Right – you heard it here first. As they did last year, Anton and Erin did a demonstration dance – this year the Tango – which was quite remarkable given the tiny amount of space that they had to work in. Now, if you’re a devotee of the show – and why not? – then you might have been wondering why Erin hasn’t been taking part in this year’s series. Well, I asked her , and the reason is that she’s expecting. Many congratulations to her and her partner !
Anton and Erin – Erin now dancing for two.
The quiz itself was as much fun as ever. I was grateful to attract bids for each of the 4 rounds for which I was available, as did Dave, and Tuffers, and , well, everyone. I was 20 for 20 after the first two rounds, but started dropping a couple of points in sport, and as for Entertainment, well, let’s draw a kindly veil over that. All I can say to team 2 who bid for me is that I am very sorry.

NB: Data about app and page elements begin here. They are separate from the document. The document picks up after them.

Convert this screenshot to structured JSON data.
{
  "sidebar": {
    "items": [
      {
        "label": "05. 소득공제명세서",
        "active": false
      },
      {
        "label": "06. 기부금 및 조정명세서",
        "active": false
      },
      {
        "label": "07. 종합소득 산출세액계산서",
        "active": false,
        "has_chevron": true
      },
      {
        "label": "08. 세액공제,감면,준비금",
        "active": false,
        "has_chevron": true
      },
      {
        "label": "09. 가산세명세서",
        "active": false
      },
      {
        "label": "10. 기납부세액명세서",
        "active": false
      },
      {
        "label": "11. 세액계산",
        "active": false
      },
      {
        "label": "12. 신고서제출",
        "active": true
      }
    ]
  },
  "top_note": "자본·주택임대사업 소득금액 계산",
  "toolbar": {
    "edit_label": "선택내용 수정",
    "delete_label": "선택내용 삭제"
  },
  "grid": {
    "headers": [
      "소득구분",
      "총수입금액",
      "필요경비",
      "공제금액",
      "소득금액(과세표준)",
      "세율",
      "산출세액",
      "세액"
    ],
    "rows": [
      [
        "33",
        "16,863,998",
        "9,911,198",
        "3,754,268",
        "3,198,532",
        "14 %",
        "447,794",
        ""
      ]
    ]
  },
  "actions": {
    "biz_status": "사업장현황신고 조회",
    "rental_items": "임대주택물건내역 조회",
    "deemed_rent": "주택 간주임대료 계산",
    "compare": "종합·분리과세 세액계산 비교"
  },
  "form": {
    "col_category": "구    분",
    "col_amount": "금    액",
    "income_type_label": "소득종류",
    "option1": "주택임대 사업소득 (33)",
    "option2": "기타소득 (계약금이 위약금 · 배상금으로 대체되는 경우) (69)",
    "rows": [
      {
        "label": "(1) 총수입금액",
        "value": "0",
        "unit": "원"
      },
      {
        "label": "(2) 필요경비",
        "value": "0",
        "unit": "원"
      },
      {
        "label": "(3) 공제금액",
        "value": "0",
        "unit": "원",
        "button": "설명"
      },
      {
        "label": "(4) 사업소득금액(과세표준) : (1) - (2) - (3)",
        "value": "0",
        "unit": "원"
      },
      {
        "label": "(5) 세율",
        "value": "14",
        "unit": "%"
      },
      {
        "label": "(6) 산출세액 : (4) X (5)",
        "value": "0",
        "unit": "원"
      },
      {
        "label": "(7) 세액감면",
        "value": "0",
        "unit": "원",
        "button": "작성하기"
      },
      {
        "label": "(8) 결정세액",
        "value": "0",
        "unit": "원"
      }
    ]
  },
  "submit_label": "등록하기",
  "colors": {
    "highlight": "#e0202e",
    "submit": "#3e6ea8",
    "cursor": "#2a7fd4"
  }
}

Normally I have to rush away after the quiz, but since it’s half term I could stay in until about midnight. The lovely Alex, who first got me involved in the event, and thankfully has kept me involved ever since, had arranged for taxis to pick up Dave and me at midnight. The problem was that Wardour Street was closed by this time. So Alex checked her phone, and found she had a number of missed messages from the taxi. She rang them, and asked which street mine was parked in. First she couldn’t understand which it was, then she asked the driver to spell it, and then she asked the driver to text it to her. There was five seconds silence, followed by the sound of Alex’s voice, raised in frustration and desperation, saying,
“What do you mean you don’t know how to text!?”
That finished me off. I was still laughing by the time I got in the cab about ten minutes later.
The only thing I was really worried about today was whether I the car would still be there when I got back to Boston manor this morning. There was no reason why it shouldn’t have been, after all I checked and double checked the road where I’d parked it to make sure that there were no restrictions there, but you know how it is. When there’s nothing to worry about you have to manufacture something. It was there, and it did start . . . eventually. Three and a half hours later, that was that. Back home safe and sound.
What can I say? I know how fortunate I am to be invited to do things like this, and I loved it. A fantastic evening, which raised more than £76,000 for the charity. Everyone’s a winner.